Examples from the Web for saracen
The remark “is totally going to lose him the Norman, Druid, Jute and Saracen vote,” one wit commented.
Morshead may be the nickname of mine host of the Saracen's Head or may mean the end of the moor.The Romance of Names|Ernest Weekley
The knight spurred his steed forward, but the Saracen leaped into his seat again without touching the stirrup.Tales of Fantasy and Fact|Brander Matthews
Along with pretty Saracen maidens, or memories of them, were brought back into Europe legends of Asmodeus.Demonology and Devil-lore|Moncure Daniel Conway

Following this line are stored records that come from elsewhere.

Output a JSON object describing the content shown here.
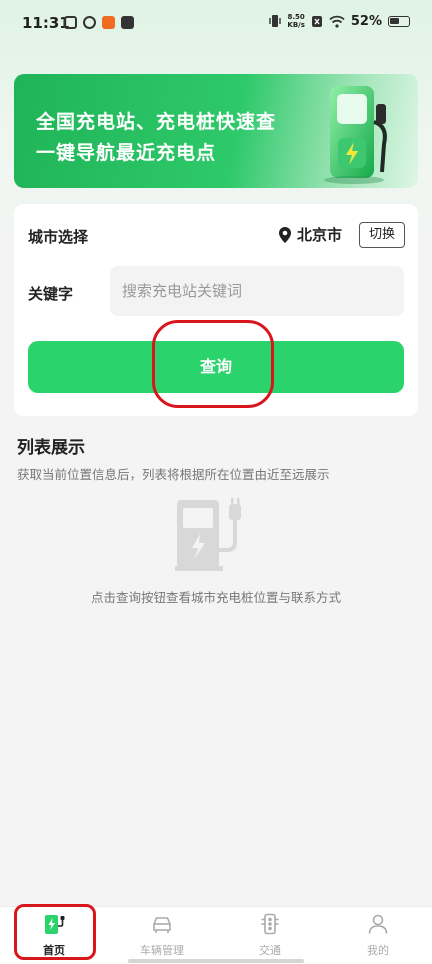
{
  "status_bar": {
    "time": "11:31",
    "net_speed_value": "8.50",
    "net_speed_unit": "KB/s",
    "battery_pct": "52%"
  },
  "banner": {
    "line1": "全国充电站、充电桩快速查",
    "line2": "一键导航最近充电点"
  },
  "form": {
    "city_label": "城市选择",
    "city_value": "北京市",
    "switch_label": "切换",
    "keyword_label": "关键字",
    "keyword_placeholder": "搜索充电站关键词",
    "keyword_value": "",
    "query_label": "查询"
  },
  "list": {
    "title": "列表展示",
    "description": "获取当前位置信息后，列表将根据所在位置由近至远展示",
    "empty_text": "点击查询按钮查看城市充电桩位置与联系方式"
  },
  "tabs": [
    {
      "label": "首页",
      "icon": "charging-station-icon",
      "active": true
    },
    {
      "label": "车辆管理",
      "icon": "car-icon",
      "active": false
    },
    {
      "label": "交通",
      "icon": "traffic-light-icon",
      "active": false
    },
    {
      "label": "我的",
      "icon": "user-icon",
      "active": false
    }
  ],
  "colors": {
    "accent": "#2bd36d",
    "banner": "#1fb457",
    "annotation": "#d9161c"
  }
}
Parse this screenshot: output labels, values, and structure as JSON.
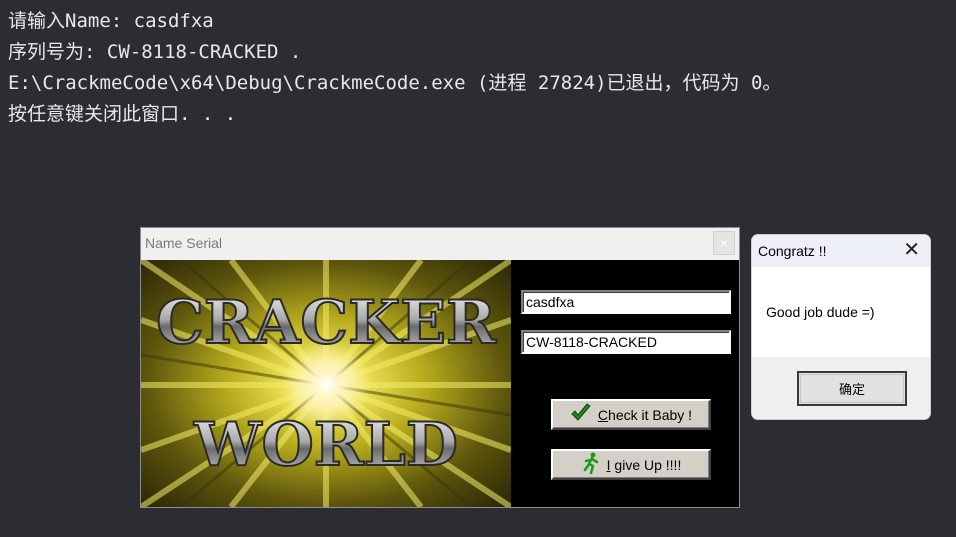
{
  "console": {
    "lines": [
      "请输入Name: casdfxa",
      "序列号为: CW-8118-CRACKED .",
      "E:\\CrackmeCode\\x64\\Debug\\CrackmeCode.exe (进程 27824)已退出，代码为 0。",
      "按任意键关闭此窗口. . ."
    ]
  },
  "dialog": {
    "title": "Name Serial",
    "close_label": "×",
    "banner_top": "CRACKER",
    "banner_bottom": "WORLD",
    "name_value": "casdfxa",
    "serial_value": "CW-8118-CRACKED",
    "check_button": "Check it Baby !",
    "giveup_button": "I give Up !!!!",
    "check_icon": "checkmark-icon",
    "giveup_icon": "running-man-icon"
  },
  "message_box": {
    "title": "Congratz !!",
    "close_label": "✕",
    "text": "Good job dude =)",
    "ok_button": "确定"
  }
}
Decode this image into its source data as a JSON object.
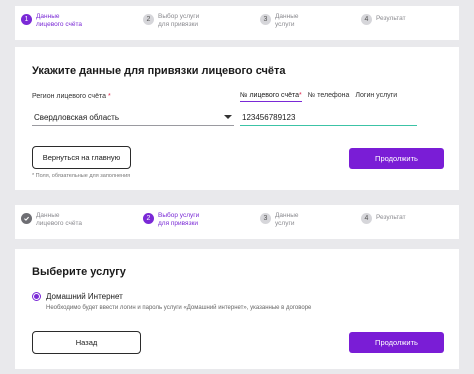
{
  "stepper1": {
    "steps": [
      {
        "num": "1",
        "label": "Данные\nлицевого счёта",
        "state": "active"
      },
      {
        "num": "2",
        "label": "Выбор услуги\nдля привязки",
        "state": "todo"
      },
      {
        "num": "3",
        "label": "Данные\nуслуги",
        "state": "todo"
      },
      {
        "num": "4",
        "label": "Результат",
        "state": "todo"
      }
    ]
  },
  "account_form": {
    "title": "Укажите данные для привязки лицевого счёта",
    "region_label": "Регион лицевого счёта",
    "required_mark": "*",
    "region_value": "Свердловская область",
    "tabs": [
      {
        "label": "№ лицевого счёта",
        "required": true
      },
      {
        "label": "№ телефона"
      },
      {
        "label": "Логин услуги"
      }
    ],
    "account_value": "123456789123",
    "back_button": "Вернуться на главную",
    "continue_button": "Продолжить",
    "required_note": "* Поля, обязательные для заполнения"
  },
  "stepper2": {
    "steps": [
      {
        "num": "1",
        "label": "Данные\nлицевого счёта",
        "state": "done"
      },
      {
        "num": "2",
        "label": "Выбор услуги\nдля привязки",
        "state": "active"
      },
      {
        "num": "3",
        "label": "Данные\nуслуги",
        "state": "todo"
      },
      {
        "num": "4",
        "label": "Результат",
        "state": "todo"
      }
    ]
  },
  "service_form": {
    "title": "Выберите услугу",
    "option_label": "Домашний Интернет",
    "option_desc": "Необходимо будет ввести логин и пароль услуги «Домашний интернет», указанные в договоре",
    "back_button": "Назад",
    "continue_button": "Продолжить"
  },
  "colors": {
    "accent": "#7a1dd6",
    "input_focus": "#3cc3a6",
    "required": "#e0244c"
  }
}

Now Ailie could get no one to believe her, but she is certain that the letter was sealed with the old Saracen not the new Saxon.The Clever Woman of the Family|Charlotte M. Yonge
If he had taken that strange Saracen sword of his out and run her through with it, he could not have hurt her more.The Saracen: The Holy War|Robert Shea

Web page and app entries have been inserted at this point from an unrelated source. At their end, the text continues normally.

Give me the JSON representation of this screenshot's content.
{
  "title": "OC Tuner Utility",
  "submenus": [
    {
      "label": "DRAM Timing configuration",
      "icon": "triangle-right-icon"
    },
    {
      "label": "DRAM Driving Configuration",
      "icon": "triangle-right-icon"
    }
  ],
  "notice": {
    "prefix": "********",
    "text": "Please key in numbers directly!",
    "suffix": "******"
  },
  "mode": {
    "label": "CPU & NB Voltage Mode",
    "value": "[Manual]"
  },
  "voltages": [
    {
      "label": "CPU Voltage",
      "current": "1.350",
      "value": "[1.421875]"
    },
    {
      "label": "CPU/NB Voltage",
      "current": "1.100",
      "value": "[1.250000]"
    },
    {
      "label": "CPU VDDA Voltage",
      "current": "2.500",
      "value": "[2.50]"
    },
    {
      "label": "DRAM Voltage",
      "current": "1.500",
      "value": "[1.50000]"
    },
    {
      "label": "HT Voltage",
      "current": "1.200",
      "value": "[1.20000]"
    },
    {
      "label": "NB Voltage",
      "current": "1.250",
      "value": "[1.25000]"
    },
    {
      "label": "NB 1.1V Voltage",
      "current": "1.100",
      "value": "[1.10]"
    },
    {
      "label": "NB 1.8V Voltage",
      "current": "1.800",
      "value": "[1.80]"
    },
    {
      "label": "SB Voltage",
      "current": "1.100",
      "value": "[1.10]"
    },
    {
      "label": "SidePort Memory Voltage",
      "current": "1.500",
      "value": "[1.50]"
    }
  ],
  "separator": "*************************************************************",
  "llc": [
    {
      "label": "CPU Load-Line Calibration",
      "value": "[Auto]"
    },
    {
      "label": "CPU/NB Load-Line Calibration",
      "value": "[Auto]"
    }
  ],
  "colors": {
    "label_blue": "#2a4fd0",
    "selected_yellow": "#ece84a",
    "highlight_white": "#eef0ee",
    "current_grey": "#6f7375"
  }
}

British Dictionary definitions for saracen
- a Muslim, esp one who opposed the crusades
- (in later use) any Arab
Word Origin for Saracen
Word Origin and History for saracen

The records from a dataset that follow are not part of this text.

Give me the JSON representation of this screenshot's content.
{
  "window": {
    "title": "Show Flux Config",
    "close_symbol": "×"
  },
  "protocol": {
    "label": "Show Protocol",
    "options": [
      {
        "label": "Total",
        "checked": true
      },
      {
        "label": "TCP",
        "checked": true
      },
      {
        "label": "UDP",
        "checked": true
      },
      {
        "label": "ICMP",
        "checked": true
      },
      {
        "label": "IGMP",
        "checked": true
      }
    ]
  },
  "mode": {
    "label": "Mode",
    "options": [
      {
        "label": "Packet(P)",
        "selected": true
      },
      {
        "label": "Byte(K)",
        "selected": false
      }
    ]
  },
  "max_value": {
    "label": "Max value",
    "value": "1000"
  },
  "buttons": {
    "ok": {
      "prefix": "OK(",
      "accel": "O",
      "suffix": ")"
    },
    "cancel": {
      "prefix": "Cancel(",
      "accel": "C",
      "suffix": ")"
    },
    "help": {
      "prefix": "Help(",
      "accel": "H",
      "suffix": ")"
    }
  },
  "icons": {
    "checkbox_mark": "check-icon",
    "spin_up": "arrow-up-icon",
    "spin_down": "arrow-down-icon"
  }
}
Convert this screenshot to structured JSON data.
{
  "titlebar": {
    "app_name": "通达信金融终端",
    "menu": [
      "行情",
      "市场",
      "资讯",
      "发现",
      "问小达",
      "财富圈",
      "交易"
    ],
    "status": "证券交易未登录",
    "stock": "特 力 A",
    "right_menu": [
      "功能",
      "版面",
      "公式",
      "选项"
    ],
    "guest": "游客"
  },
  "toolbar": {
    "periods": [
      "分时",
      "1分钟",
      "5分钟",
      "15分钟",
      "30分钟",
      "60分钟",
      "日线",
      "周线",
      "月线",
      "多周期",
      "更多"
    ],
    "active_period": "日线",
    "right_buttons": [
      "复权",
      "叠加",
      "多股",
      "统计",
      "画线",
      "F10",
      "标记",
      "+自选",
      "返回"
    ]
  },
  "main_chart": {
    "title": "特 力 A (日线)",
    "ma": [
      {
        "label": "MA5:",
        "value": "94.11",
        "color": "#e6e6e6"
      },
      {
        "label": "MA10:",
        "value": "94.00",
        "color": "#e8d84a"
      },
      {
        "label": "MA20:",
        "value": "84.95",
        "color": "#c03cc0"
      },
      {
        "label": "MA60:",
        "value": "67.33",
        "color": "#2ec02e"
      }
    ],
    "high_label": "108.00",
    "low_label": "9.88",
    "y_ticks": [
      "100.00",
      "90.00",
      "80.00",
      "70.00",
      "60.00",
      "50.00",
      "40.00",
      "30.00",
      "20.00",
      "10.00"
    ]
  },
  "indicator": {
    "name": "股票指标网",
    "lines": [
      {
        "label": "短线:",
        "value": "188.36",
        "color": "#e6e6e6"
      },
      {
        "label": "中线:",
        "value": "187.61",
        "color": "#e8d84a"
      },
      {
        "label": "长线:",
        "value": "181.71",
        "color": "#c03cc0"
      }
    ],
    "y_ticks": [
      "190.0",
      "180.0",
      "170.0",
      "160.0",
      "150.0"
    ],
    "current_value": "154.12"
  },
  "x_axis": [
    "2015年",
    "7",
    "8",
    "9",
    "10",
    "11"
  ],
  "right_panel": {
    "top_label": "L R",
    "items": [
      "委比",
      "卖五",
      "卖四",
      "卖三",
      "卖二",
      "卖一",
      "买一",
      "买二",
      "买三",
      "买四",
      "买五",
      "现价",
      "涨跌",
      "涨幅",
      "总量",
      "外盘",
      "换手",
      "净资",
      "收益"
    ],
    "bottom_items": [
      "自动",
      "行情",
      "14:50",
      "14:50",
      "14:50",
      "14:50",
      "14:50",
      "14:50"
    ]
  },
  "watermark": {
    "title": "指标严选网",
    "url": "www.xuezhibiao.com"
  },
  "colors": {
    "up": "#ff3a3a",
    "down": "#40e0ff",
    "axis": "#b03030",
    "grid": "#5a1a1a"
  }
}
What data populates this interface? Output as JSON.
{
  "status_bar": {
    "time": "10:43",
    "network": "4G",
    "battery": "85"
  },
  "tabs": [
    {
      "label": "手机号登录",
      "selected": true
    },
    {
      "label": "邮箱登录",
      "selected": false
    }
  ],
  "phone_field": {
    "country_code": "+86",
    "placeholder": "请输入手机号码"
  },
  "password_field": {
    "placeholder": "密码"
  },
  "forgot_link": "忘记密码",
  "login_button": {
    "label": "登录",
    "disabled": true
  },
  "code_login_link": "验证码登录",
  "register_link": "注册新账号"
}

Old English, "an Arab" (in Greek and Roman translations), also, mid-13c., generally, "non-Christian, heathen, pagan," from Old French saracin, from Late Latin saracenus, from Greek sarakenos, usually said to be from Arabic sharquiyin, accusative plural of sharqiy "eastern," from sharq "east, sunrise," but this is not certain. In medieval times the name was associated with that of Biblical Sarah (q.v.).
Peple þat cleped hem self Saracenys, as þogh þey were i-come of Sarra [John of Trevisa, translation of Higdon's Polychronicon, 1387]
The name Greeks and Romans gave to the nomads of the Syrian and Arabian deserts. Specific sense of "Middle Eastern Muslim" is from the Crusades. From c.1300 as an adjective. Related: Saracenic; and cf. sarsen.